(Prompt): Nothing in the records may change when you print them out again.

****************************************

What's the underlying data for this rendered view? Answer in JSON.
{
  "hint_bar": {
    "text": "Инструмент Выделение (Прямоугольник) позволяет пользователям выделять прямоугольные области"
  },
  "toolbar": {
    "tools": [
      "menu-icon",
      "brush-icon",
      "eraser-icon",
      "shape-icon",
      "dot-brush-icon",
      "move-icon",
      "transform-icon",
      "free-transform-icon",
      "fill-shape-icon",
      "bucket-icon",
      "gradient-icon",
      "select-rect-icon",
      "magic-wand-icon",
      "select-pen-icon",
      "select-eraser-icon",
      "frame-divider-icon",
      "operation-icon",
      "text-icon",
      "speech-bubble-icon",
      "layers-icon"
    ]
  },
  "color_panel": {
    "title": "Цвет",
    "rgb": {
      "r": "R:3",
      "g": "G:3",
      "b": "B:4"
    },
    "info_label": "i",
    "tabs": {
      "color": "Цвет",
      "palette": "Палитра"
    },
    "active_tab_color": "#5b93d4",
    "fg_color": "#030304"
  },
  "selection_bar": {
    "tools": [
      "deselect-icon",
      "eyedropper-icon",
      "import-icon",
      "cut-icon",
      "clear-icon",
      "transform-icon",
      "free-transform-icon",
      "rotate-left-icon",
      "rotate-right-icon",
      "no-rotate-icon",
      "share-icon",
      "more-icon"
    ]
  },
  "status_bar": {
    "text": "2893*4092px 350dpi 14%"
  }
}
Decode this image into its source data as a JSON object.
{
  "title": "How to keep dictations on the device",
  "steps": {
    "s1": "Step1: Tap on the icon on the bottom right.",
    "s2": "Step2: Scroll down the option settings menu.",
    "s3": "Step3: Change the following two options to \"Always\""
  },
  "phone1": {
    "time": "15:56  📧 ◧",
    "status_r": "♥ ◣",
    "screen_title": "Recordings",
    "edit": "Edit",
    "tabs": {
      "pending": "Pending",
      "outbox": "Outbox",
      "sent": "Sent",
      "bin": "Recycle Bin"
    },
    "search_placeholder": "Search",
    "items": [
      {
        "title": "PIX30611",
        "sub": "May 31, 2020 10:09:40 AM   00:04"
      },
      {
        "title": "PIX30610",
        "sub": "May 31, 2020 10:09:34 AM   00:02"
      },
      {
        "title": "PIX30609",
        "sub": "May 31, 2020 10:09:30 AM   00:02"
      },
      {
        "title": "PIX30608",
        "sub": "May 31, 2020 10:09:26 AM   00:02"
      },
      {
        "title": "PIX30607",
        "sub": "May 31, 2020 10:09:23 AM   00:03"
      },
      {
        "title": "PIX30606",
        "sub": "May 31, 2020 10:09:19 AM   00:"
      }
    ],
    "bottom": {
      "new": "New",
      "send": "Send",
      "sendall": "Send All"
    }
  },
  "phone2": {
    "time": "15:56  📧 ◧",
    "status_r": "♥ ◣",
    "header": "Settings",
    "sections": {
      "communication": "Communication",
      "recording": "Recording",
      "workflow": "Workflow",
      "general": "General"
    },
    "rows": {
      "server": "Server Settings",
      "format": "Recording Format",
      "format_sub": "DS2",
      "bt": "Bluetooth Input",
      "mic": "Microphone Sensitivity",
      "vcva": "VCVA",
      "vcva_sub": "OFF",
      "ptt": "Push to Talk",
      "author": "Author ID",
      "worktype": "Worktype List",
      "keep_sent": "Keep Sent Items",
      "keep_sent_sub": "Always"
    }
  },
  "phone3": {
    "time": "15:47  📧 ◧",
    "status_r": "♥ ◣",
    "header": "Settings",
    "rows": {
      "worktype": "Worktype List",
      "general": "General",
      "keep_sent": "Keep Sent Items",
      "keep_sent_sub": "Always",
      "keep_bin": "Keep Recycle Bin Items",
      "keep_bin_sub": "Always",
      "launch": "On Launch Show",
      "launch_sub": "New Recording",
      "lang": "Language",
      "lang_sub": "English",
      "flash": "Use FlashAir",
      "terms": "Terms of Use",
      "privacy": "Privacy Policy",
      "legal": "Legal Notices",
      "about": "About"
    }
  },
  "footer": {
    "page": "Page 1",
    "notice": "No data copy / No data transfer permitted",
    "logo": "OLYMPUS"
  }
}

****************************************

(Response to this exercise):
What's the underlying data for this rendered view? Answer in JSON.
{
  "hint_bar": {
    "text": "Инструмент Выделение (Прямоугольник) позволяет пользователям выделять прямоугольные области"
  },
  "toolbar": {
    "tools": [
      "menu-icon",
      "brush-icon",
      "eraser-icon",
      "shape-icon",
      "dot-brush-icon",
      "move-icon",
      "transform-icon",
      "free-transform-icon",
      "fill-shape-icon",
      "bucket-icon",
      "gradient-icon",
      "select-rect-icon",
      "magic-wand-icon",
      "select-pen-icon",
      "select-eraser-icon",
      "frame-divider-icon",
      "operation-icon",
      "text-icon",
      "speech-bubble-icon",
      "layers-icon"
    ]
  },
  "color_panel": {
    "title": "Цвет",
    "rgb": {
      "r": "R:3",
      "g": "G:3",
      "b": "B:4"
    },
    "info_label": "i",
    "tabs": {
      "color": "Цвет",
      "palette": "Палитра"
    },
    "active_tab_color": "#5b93d4",
    "fg_color": "#030304"
  },
  "selection_bar": {
    "tools": [
      "deselect-icon",
      "eyedropper-icon",
      "import-icon",
      "cut-icon",
      "clear-icon",
      "transform-icon",
      "free-transform-icon",
      "rotate-left-icon",
      "rotate-right-icon",
      "no-rotate-icon",
      "share-icon",
      "more-icon"
    ]
  },
  "status_bar": {
    "text": "2893*4092px 350dpi 14%"
  }
}
Decode this image into its source data as a JSON object.
{
  "title": "How to keep dictations on the device",
  "steps": {
    "s1": "Step1: Tap on the icon on the bottom right.",
    "s2": "Step2: Scroll down the option settings menu.",
    "s3": "Step3: Change the following two options to \"Always\""
  },
  "phone1": {
    "time": "15:56  📧 ◧",
    "status_r": "♥ ◣",
    "screen_title": "Recordings",
    "edit": "Edit",
    "tabs": {
      "pending": "Pending",
      "outbox": "Outbox",
      "sent": "Sent",
      "bin": "Recycle Bin"
    },
    "search_placeholder": "Search",
    "items": [
      {
        "title": "PIX30611",
        "sub": "May 31, 2020 10:09:40 AM   00:04"
      },
      {
        "title": "PIX30610",
        "sub": "May 31, 2020 10:09:34 AM   00:02"
      },
      {
        "title": "PIX30609",
        "sub": "May 31, 2020 10:09:30 AM   00:02"
      },
      {
        "title": "PIX30608",
        "sub": "May 31, 2020 10:09:26 AM   00:02"
      },
      {
        "title": "PIX30607",
        "sub": "May 31, 2020 10:09:23 AM   00:03"
      },
      {
        "title": "PIX30606",
        "sub": "May 31, 2020 10:09:19 AM   00:"
      }
    ],
    "bottom": {
      "new": "New",
      "send": "Send",
      "sendall": "Send All"
    }
  },
  "phone2": {
    "time": "15:56  📧 ◧",
    "status_r": "♥ ◣",
    "header": "Settings",
    "sections": {
      "communication": "Communication",
      "recording": "Recording",
      "workflow": "Workflow",
      "general": "General"
    },
    "rows": {
      "server": "Server Settings",
      "format": "Recording Format",
      "format_sub": "DS2",
      "bt": "Bluetooth Input",
      "mic": "Microphone Sensitivity",
      "vcva": "VCVA",
      "vcva_sub": "OFF",
      "ptt": "Push to Talk",
      "author": "Author ID",
      "worktype": "Worktype List",
      "keep_sent": "Keep Sent Items",
      "keep_sent_sub": "Always"
    }
  },
  "phone3": {
    "time": "15:47  📧 ◧",
    "status_r": "♥ ◣",
    "header": "Settings",
    "rows": {
      "worktype": "Worktype List",
      "general": "General",
      "keep_sent": "Keep Sent Items",
      "keep_sent_sub": "Always",
      "keep_bin": "Keep Recycle Bin Items",
      "keep_bin_sub": "Always",
      "launch": "On Launch Show",
      "launch_sub": "New Recording",
      "lang": "Language",
      "lang_sub": "English",
      "flash": "Use FlashAir",
      "terms": "Terms of Use",
      "privacy": "Privacy Policy",
      "legal": "Legal Notices",
      "about": "About"
    }
  },
  "footer": {
    "page": "Page 1",
    "notice": "No data copy / No data transfer permitted",
    "logo": "OLYMPUS"
  }
}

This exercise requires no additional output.